Photo-sculpture as a Medium

Matt Gatton made a series of influential photo-sculptures, beginning in the 1980s, that involved considerable experimentation with materials. Subsequent practitioners of photo-sculpture, most notably Brno Del Zou, Osang Gwon, and Oliver Herring, carry on the tradition and elevate the medium.

Matt Gatton, print shards, 'Man-as-Chrysalis' in process

PUZZLING THE PORTRAIT

Gatton photographs his sitters from all angles, and then makes a portrait bust in plaster, clay, papier-mache, cast plastic, or glass.

Matt Gatton, photo-sculpture, 'Man-as-Chrysalis' in process

SCULPTURE HEAD

Once the bust is complete, Gatton collages the photographs onto the surface of the sculpture.

Matt Gatton, photo-sculpture, 'Man-as-Chrysalis' in process
Gatton applies prints to 'Man as Chrysalis', photo-sculpture

CREATING THE DIMENSIONAL PORTRAIT

Slowly, the portrait emerges. The “life” of this work is the result of a multitude of light and angle shifts for every plane of the face. It takes months to complete a portrait.

'Man as Chrysalis', photo-sculpture, archival ink jet prints on plaster and clay bust, 1996 (resurfaced 2017) private collection)

THE PORTRAIT OF THE PORTRAIT

Photographs of the final photo-sculpture are then shot from many angles using a large format camera.
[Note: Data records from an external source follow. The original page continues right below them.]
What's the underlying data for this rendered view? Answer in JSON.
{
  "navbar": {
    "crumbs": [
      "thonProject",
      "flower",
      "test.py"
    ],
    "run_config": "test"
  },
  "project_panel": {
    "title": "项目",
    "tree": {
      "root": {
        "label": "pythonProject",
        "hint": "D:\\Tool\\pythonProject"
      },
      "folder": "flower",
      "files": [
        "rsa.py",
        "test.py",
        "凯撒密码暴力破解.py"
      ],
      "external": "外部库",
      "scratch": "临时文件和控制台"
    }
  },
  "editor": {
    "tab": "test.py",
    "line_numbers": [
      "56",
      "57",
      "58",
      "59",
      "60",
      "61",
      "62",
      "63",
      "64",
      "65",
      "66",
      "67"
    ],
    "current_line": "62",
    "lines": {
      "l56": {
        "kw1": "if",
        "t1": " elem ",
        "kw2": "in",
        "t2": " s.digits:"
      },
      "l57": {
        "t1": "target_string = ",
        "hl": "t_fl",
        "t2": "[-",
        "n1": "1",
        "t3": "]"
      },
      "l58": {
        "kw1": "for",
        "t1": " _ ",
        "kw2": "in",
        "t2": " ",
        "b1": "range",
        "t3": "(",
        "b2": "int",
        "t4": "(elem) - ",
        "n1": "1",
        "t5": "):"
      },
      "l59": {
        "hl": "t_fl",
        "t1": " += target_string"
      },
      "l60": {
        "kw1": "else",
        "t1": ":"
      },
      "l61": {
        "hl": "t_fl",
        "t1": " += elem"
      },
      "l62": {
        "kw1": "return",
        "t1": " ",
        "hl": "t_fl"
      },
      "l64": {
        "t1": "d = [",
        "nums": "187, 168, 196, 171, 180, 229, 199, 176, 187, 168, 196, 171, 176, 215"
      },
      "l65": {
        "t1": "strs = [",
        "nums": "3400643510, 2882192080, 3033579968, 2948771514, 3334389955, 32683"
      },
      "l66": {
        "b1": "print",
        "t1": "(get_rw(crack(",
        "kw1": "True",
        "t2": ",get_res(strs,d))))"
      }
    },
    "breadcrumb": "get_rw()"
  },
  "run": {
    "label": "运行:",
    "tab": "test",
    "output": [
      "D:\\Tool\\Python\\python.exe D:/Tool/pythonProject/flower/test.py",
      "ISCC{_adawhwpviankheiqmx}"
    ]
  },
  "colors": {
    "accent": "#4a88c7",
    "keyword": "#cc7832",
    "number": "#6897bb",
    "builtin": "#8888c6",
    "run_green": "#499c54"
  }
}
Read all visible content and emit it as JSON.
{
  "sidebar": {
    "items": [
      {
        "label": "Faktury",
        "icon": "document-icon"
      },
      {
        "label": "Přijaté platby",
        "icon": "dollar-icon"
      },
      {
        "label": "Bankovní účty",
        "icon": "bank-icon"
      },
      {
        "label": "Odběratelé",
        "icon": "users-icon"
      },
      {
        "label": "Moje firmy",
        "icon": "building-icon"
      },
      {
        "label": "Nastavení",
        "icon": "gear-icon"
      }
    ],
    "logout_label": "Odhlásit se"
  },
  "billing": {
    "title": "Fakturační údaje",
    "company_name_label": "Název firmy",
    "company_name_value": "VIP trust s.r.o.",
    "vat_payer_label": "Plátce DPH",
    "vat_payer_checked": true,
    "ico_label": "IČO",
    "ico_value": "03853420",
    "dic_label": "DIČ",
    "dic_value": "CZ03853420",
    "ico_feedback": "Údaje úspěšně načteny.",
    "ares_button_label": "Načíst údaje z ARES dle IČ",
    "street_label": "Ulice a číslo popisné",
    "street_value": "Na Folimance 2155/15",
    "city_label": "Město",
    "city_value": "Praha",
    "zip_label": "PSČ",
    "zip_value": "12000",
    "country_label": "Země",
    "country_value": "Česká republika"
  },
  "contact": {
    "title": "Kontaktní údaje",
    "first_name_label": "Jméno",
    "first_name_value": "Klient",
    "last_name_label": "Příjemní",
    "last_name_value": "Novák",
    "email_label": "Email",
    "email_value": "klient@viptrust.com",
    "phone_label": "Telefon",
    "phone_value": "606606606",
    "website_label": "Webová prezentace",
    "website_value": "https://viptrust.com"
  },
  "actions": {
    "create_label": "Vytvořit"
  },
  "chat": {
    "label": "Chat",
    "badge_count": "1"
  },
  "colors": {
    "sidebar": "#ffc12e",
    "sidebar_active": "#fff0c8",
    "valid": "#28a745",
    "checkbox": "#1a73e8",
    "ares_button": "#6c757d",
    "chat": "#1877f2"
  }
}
Images from those shoots are printed on aluminum sheets using dye sublimation.

'Man as Chrysalis', photo-sculpture, archival ink jet prints on plaster and clay bust, 1996 (resurfaced 2017) private collection)